The Millennium Ecosystem Assessment showed that the loss of services from ecosystems is a significant barrier to reducing poverty, hunger and disease.
Tackling this set of problems requires:
- environmental science to understand why ecosystems are becoming degraded, and how to reverse this
- ecological economics to better value the services
- political economy (a combination of economics, law and political science) to ascertain what institutional changes are needed in order to equally distribute the costs and benefits of improved ecosystem management to the poor
Three organisations - NERC, the Economic & Social Research Council (ESRC) and the Department for International Development (DFID) - have joined forces to deliver a £40·5m research programme on Ecosystem Services for Poverty Alleviation (ESPA). The ESPA programme was launched as part of the Living With Environmental Change partnership.
ESPA aims to deliver high quality and cutting-edge research that will deliver improved understanding of how ecosystems function, the services they provide, the full value of these services, and their potential role in achieving sustainable poverty reduction. ESPA research will provide the evidence and tools to enable decision makers and end users to manage ecosystems sustainably and in a way that contributes to poverty reduction.
To achieve this ESPA research will seek to address some of the critical evidence challenges faced by policy and decision makers, such as:
- What values do ecosystem services hold and for whom?
- What drivers are degrading and/or preventing realisation of the values provided by ecosystem services, and how can we better manage prevailing trends?
- What are the most critical dynamics and processes that influence the provision of ecosystem services in the context of poverty alleviation?
- How can we safeguard ecosystem service values of particular importance to the poor?
- How can we manage ecosystem services sustainably, and realise more out of their values, for poverty alleviation and growth?
The ESPA programme will predominantly work in four regions of the world that experience significant challenges in managing their ecosystem services in the context of poverty reduction and sustainable growth, these are:
- south Asia
- sub-Saharan Africa; and
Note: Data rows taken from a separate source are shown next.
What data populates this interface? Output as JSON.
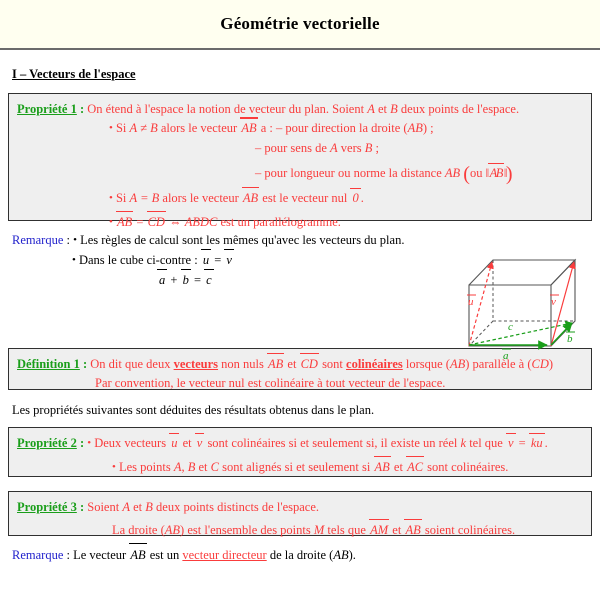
{
  "document": {
    "title": "Géométrie vectorielle",
    "section_heading": "I – Vecteurs de l'espace"
  },
  "colors": {
    "header_background": "#FFFFF0",
    "box_fill": "#EFEFEF",
    "box_border": "#303030",
    "label_green": "#1A9E1A",
    "body_red": "#FA3C3C",
    "remark_blue": "#2222CC",
    "cube_edge_gray": "#555555",
    "cube_vector_red": "#FA3C3C",
    "cube_vector_green": "#1A9E1A"
  },
  "propriete1": {
    "label": "Propriété 1",
    "colon": " : ",
    "intro_1": "On étend à l'espace la notion de vecteur du plan. Soient ",
    "intro_A": "A",
    "intro_et": " et ",
    "intro_B": "B",
    "intro_2": " deux points de l'espace.",
    "b1_si": "Si ",
    "b1_cond": "A ≠ B",
    "b1_alors": " alors le vecteur ",
    "b1_vec": "AB",
    "b1_a": " a : ",
    "b1_d1": "– pour direction la droite (",
    "b1_d1_AB": "AB",
    "b1_d1_end": ") ;",
    "b1_d2_a": "– pour sens de ",
    "b1_d2_A": "A",
    "b1_d2_vers": " vers ",
    "b1_d2_B": "B",
    "b1_d2_end": " ;",
    "b1_d3_a": "– pour longueur ou norme la distance ",
    "b1_d3_AB": "AB",
    "b1_d3_ou": "ou",
    "b1_d3_norm": "AB",
    "b2_si": "Si ",
    "b2_cond": "A = B",
    "b2_alors": " alors le vecteur ",
    "b2_vec": "AB",
    "b2_est": " est le vecteur nul ",
    "b2_zero": "0",
    "b2_end": ".",
    "b3_v1": "AB",
    "b3_eq": " = ",
    "b3_v2": "CD",
    "b3_iff": " ⇔ ",
    "b3_quad": "ABDC",
    "b3_end": " est un parallélogramme."
  },
  "remarque1": {
    "label": "Remarque",
    "colon": " : ",
    "bullet1": "Les règles de calcul sont les mêmes qu'avec les vecteurs du plan.",
    "bullet2": "Dans le cube ci-contre : ",
    "eq1_lhs": "u",
    "eq1_op": " = ",
    "eq1_rhs": "v",
    "eq2_a": "a",
    "eq2_plus": " + ",
    "eq2_b": "b",
    "eq2_eq": " = ",
    "eq2_c": "c"
  },
  "cube": {
    "vector_u": "u",
    "vector_v": "v",
    "vector_a": "a",
    "vector_b": "b",
    "vector_c": "c"
  },
  "definition1": {
    "label": "Définition 1",
    "colon": " : ",
    "l1_a": "On dit que deux ",
    "l1_vecteurs": "vecteurs",
    "l1_b": " non nuls ",
    "l1_v1": "AB",
    "l1_et": " et ",
    "l1_v2": "CD",
    "l1_c": " sont ",
    "l1_colineaires": "colinéaires",
    "l1_d": " lorsque (",
    "l1_AB": "AB",
    "l1_e": ") parallèle à (",
    "l1_CD": "CD",
    "l1_f": ")",
    "l2": "Par convention, le vecteur nul est colinéaire à tout vecteur de l'espace."
  },
  "intro_paragraph": "Les propriétés suivantes sont déduites des résultats obtenus dans le plan.",
  "propriete2": {
    "label": "Propriété 2",
    "colon": " : ",
    "b1_a": "Deux vecteurs ",
    "b1_u": "u",
    "b1_et": " et ",
    "b1_v": "v",
    "b1_b": " sont colinéaires si et seulement si, il existe un réel ",
    "b1_k": "k",
    "b1_c": " tel que ",
    "b1_v2": "v",
    "b1_eq": " = ",
    "b1_ku_k": "k",
    "b1_ku_u": "u",
    "b1_end": ".",
    "b2_a": "Les points ",
    "b2_A": "A",
    "b2_c1": ", ",
    "b2_B": "B",
    "b2_et": " et ",
    "b2_C": "C",
    "b2_b": " sont alignés si et seulement si ",
    "b2_v1": "AB",
    "b2_et2": " et ",
    "b2_v2": "AC",
    "b2_end": " sont colinéaires."
  },
  "propriete3": {
    "label": "Propriété 3",
    "colon": " : ",
    "l1_a": "Soient ",
    "l1_A": "A",
    "l1_et": " et ",
    "l1_B": "B",
    "l1_b": " deux points distincts de l'espace.",
    "l2_a": "La droite (",
    "l2_AB": "AB",
    "l2_b": ") est l'ensemble des points ",
    "l2_M": "M",
    "l2_c": " tels que ",
    "l2_v1": "AM",
    "l2_et": " et ",
    "l2_v2": "AB",
    "l2_end": " soient colinéaires."
  },
  "remarque2": {
    "label": "Remarque",
    "colon": " : ",
    "a": "Le vecteur ",
    "vec": "AB",
    "b": " est un ",
    "link": "vecteur directeur",
    "c": " de la droite (",
    "AB": "AB",
    "d": ")."
  }
}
Four regional and two thematic situation analyses informed the development of the programme, providing evidence identifying key regional ecosystem services challenges and proposing ways to best address these challenges through research to alleviate poverty. The analyses were performed by consortia of researchers from the region, the UK and elsewhere in collaboration with national governments and local partners.
A number of research themes were identified that represented common findings of the situation analyses. These themes describe some of the key components of the ESPA research landscape:
- Water: impacts of climate variability and other changes on ecosystem services that underpin the water cycle and water security.
- Health: ecosystem services, disease ecology and human well-being.
- Forests: forests, land use change and ecosystem services.
- Biodiversity: biodiversity and ecosystem services - ensuring a sustainable flow of goods and services to enhance human well-being.
- Coasts: strengthening the management of coastal ecosystems to support sustained ecosystem service delivery for reduced poverty and vulnerability in coastal zones.
- Political Economy: the political economy needed for sustainable management of ecosystem services for poverty reduction and sustainable growth.